> _PROBLEM TO SOLVE_
Among the lines of the records, find all that carry the word "Macbook" and copy them.

> _RECORDS FOR THE EXERCISE_
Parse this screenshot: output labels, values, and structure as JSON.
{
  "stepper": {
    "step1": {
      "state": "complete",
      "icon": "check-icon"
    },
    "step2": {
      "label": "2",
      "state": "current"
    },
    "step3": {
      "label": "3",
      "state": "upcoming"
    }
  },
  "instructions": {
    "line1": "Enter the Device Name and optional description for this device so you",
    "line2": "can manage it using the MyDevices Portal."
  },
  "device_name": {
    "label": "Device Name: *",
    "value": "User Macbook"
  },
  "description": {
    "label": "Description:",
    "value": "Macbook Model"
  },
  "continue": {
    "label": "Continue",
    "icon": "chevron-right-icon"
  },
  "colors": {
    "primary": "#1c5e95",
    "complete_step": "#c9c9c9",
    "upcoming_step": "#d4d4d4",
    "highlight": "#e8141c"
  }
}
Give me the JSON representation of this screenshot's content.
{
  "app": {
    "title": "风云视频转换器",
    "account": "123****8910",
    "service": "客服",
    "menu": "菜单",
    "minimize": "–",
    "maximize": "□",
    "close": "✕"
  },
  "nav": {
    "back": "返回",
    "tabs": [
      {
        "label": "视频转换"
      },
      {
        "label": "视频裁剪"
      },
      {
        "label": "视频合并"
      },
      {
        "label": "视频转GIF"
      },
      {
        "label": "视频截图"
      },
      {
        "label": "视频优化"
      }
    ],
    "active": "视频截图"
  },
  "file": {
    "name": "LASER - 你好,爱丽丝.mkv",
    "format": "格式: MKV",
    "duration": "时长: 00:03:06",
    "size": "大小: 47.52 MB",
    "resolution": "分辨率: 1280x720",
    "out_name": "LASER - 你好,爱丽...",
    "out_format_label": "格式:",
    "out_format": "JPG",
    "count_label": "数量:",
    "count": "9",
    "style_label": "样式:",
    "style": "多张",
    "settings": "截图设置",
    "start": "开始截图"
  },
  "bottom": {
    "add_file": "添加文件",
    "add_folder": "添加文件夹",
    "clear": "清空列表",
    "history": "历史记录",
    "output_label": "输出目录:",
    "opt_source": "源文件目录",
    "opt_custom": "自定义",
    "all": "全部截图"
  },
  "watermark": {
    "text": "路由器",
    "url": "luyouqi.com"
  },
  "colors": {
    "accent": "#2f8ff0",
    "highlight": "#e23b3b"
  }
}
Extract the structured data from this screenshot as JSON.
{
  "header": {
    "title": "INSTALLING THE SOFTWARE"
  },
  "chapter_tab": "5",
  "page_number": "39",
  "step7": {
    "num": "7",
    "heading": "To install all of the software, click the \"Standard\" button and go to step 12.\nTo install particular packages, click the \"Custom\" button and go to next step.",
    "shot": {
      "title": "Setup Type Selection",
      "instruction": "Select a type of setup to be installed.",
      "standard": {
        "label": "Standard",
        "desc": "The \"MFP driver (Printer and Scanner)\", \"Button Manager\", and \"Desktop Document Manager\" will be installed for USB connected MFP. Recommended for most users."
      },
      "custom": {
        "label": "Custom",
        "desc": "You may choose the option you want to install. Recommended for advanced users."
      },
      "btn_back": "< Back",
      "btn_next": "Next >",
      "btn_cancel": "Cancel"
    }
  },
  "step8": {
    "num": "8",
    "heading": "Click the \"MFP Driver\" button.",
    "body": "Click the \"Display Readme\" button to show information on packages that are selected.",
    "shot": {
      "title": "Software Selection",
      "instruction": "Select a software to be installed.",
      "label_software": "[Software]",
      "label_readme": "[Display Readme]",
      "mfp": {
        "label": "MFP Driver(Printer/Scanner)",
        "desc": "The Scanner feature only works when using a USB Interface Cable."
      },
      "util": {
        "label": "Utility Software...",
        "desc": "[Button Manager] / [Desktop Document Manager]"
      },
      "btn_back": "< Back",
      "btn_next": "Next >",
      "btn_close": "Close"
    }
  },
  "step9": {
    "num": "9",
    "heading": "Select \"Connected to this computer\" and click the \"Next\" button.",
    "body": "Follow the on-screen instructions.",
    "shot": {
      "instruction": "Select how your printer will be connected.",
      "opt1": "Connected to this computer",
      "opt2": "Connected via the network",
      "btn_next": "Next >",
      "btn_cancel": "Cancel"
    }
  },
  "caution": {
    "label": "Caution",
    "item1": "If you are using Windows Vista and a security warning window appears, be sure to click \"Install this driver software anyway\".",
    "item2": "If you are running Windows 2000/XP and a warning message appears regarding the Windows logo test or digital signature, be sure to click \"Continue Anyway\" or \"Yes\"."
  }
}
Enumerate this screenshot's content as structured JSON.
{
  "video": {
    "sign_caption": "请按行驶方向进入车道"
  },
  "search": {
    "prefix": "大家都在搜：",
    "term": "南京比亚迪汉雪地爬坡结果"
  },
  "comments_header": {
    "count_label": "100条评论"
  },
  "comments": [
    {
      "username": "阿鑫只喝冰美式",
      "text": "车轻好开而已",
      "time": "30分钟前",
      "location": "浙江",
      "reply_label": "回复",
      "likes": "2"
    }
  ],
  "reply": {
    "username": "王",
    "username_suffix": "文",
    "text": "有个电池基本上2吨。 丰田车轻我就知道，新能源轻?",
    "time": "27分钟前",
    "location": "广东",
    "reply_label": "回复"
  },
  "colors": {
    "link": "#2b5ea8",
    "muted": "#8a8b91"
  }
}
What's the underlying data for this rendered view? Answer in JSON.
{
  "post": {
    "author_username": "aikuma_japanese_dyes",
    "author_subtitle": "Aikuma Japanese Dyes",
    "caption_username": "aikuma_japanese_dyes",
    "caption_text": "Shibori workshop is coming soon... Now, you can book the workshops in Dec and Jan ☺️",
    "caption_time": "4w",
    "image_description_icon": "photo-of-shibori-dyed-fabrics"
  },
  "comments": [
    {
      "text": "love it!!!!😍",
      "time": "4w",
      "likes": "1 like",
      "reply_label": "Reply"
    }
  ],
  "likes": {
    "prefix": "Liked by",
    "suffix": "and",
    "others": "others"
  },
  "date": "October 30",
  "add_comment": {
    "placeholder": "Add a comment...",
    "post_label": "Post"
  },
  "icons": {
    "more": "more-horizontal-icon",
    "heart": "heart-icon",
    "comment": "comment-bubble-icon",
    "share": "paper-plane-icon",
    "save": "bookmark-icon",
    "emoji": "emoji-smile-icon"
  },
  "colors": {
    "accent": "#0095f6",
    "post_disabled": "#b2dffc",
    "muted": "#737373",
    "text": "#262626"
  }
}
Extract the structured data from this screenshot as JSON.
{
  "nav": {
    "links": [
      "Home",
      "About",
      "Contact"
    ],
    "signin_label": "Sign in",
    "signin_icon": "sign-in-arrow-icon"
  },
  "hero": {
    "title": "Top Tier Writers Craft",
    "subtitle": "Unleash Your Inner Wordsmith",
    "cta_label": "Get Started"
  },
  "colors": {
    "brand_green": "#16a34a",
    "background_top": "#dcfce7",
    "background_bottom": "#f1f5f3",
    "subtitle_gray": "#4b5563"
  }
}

> _WORKED SOLUTION_
    "value": "User Macbook"
    "value": "Macbook Model"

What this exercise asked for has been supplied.